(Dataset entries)
--- START ---

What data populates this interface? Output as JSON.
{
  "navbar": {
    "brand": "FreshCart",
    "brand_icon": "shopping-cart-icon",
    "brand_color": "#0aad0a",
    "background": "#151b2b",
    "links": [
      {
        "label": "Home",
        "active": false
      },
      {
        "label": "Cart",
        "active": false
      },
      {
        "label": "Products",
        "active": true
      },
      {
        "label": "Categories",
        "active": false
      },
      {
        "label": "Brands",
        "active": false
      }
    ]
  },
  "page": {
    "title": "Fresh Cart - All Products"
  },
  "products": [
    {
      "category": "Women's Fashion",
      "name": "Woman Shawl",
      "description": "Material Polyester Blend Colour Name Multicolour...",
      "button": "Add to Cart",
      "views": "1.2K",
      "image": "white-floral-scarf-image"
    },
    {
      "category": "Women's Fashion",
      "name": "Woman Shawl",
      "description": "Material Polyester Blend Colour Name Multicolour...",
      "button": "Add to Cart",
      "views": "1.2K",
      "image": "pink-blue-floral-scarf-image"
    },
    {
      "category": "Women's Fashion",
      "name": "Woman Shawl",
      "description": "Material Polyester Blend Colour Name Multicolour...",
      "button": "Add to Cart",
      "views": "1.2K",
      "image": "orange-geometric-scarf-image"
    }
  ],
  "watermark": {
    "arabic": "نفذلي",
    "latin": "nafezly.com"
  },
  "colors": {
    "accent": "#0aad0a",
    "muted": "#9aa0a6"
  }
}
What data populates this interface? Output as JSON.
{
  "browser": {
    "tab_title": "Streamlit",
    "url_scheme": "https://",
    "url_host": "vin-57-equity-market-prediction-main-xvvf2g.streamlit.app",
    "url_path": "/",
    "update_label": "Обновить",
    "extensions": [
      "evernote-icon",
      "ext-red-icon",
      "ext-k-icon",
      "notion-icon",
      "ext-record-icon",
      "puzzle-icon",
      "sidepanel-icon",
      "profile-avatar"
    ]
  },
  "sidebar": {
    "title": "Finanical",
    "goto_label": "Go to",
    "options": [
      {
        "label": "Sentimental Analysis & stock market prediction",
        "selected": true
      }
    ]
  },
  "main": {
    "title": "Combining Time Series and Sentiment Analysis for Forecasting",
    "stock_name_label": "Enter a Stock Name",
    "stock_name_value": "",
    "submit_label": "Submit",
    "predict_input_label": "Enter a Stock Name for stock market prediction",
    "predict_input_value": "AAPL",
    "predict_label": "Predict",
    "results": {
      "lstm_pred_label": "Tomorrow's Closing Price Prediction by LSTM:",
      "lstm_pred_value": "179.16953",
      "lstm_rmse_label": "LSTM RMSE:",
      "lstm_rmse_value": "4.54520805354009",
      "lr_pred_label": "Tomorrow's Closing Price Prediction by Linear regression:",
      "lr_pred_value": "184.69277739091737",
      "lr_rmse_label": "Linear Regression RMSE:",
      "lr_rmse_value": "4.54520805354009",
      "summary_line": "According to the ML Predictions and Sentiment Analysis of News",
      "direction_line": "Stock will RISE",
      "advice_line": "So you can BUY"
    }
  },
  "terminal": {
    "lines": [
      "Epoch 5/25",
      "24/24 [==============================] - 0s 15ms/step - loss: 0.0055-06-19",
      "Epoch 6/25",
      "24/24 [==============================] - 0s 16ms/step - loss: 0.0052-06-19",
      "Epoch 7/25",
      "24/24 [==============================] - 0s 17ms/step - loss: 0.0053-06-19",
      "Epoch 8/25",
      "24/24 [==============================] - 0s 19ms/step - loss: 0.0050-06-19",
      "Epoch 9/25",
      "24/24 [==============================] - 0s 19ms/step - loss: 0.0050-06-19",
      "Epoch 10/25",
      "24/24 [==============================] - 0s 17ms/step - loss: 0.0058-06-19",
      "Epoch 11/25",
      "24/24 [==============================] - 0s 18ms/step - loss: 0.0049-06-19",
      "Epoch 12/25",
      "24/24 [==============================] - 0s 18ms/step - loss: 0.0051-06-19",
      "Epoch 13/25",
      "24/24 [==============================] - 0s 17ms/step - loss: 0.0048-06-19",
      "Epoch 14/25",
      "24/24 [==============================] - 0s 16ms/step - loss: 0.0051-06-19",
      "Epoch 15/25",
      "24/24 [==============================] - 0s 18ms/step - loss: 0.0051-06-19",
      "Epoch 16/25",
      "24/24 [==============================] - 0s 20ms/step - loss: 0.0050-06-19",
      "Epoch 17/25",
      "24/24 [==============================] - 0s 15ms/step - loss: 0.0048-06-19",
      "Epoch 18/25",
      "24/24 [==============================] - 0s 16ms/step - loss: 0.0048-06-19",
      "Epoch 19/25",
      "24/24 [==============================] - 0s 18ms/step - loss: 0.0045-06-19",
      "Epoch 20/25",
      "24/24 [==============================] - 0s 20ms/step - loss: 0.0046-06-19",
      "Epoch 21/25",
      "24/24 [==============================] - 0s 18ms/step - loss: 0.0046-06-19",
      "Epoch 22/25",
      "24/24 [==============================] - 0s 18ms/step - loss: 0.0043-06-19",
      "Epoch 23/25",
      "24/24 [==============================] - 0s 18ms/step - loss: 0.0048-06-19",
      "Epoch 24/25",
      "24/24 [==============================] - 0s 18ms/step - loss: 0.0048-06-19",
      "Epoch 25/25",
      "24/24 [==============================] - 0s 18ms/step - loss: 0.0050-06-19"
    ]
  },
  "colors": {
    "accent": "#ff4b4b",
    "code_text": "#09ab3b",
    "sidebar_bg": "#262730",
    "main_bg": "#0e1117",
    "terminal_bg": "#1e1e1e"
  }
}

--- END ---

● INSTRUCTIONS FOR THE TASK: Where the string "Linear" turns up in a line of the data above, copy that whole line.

● RESULT BELOW:
      "lr_pred_label": "Tomorrow's Closing Price Prediction by Linear regression:",
      "lr_rmse_label": "Linear Regression RMSE:",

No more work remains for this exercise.